Selaginella lepidophylla: Stone Flower or False Rose of Jericho
Similar in appearance to the Rose of Jericho, it has earned the name False Rose of Jericho, Rose of Jericho, Stone Flower, Dinosaur plant, resurrection moss, and doradilla. For simplicity, I’m going to call it the Stone flower.
Native to the Chihuahuan Desert this plant is well adapted to the arid regions, so definitely a contender for rock gardens if you live in a similar climate.
It too is a tumbleweed.
Like the Rose of Jericho, the Stone Flower will curl itself as it aestivates, protecting its seeds as it rolls about. The seeds are released during the rainy seasons.
It can survive several years of extreme drought, losing up to 95% of its water.
This plant is also a bit of a novelty in that it can continue to imbibe water even after its death, allowing its leaves to curl and uncurl thanks to its unique biology.
Haberlea rhodopensis: Orpheus Flower
Also known as a resurrection flower due to its ability to withstand long periods of desiccation.
Haberlea is the plant, and rhodopensis refers to the lilac colored flower, which has gained the Royal Horticultural Society’s Award of Garden Merit.
They are endemic to parts of Bulgaria and Northern Greece. The flowers are a stemless evergreen perennial preferring north facing rocky habitats.
Another one well suited for rock gardens.
Commonly referred to as the Orpheus Flower which refers to the mythological character of Orpheus who descended into the underworld to bring back his love but ultimately failed.
However unlike Orpheuses tragic tale of love lost, the Orpheus Flower can be revived and enjoyed for many years.
While the resurrection plants or desiccation plants, don’t in reality die and come back to life. Their ability to withstand extreme drought, and in some cases, heat have earned them a place in my brown thumb heart.
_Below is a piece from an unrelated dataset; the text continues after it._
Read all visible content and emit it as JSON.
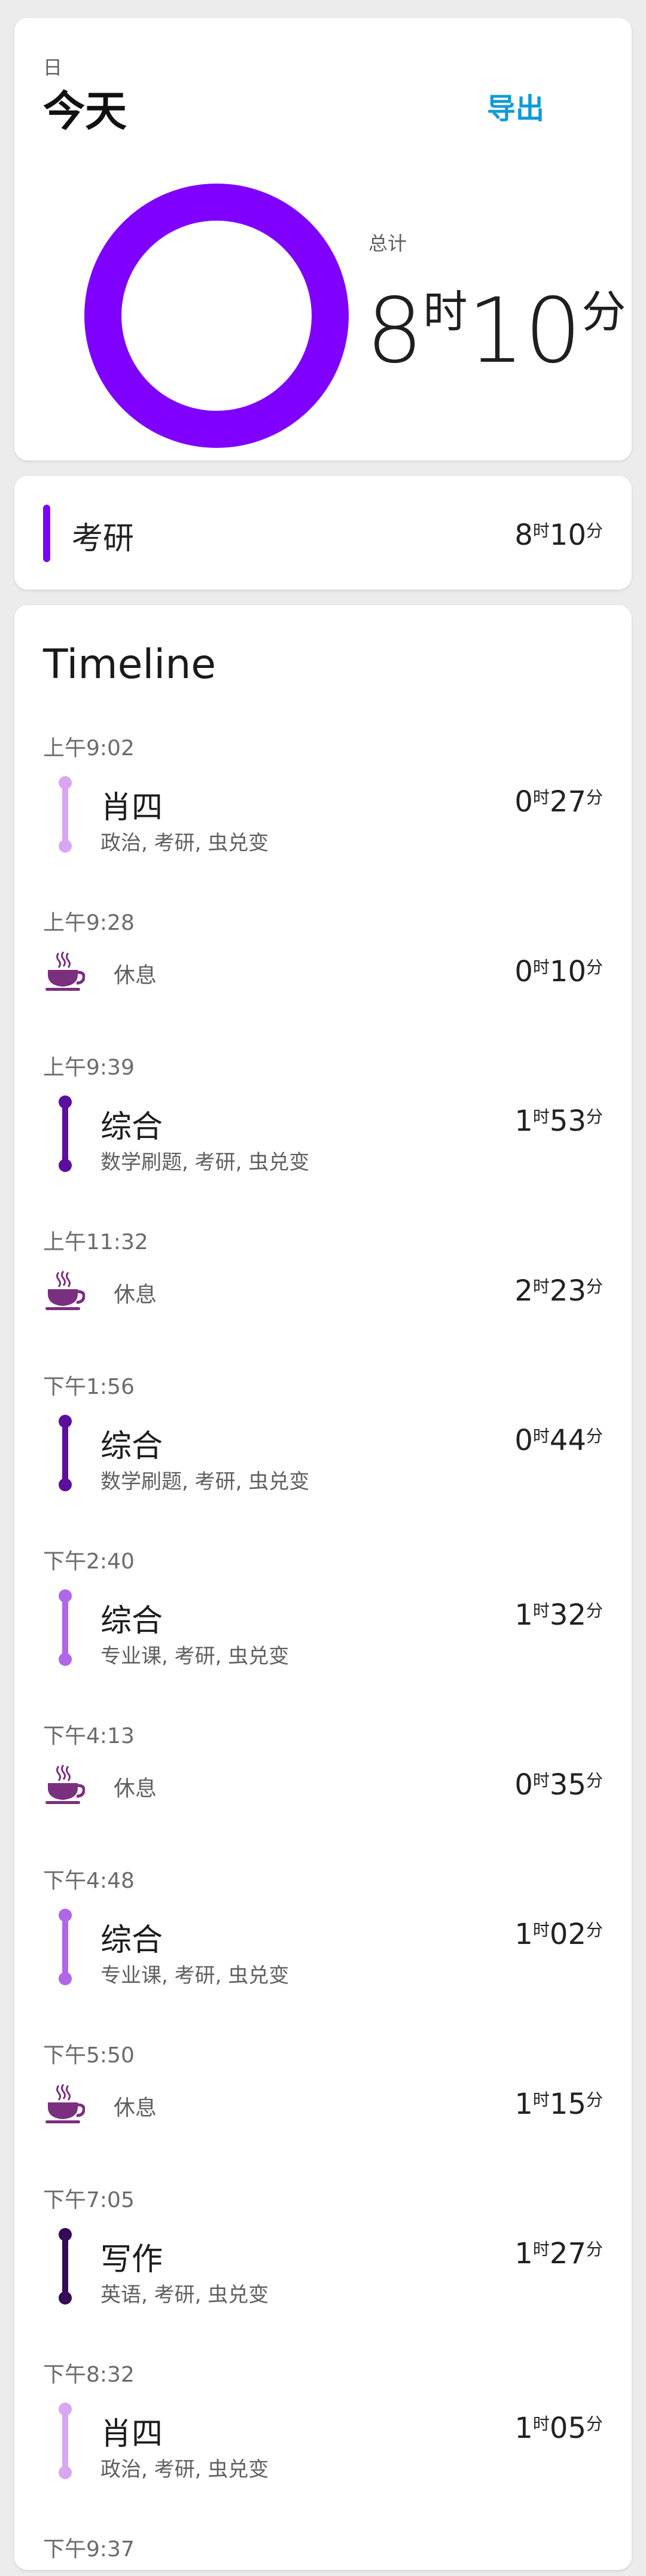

I feel like these plants, some of which are strikingly beautiful, would help any aspiring gardner to feel a measure of pride and accomplishment.
And if that’s still too much, you can always buy a Rose of Jericho and enjoy watching it bloom over and over by giving it just a little bit of living water.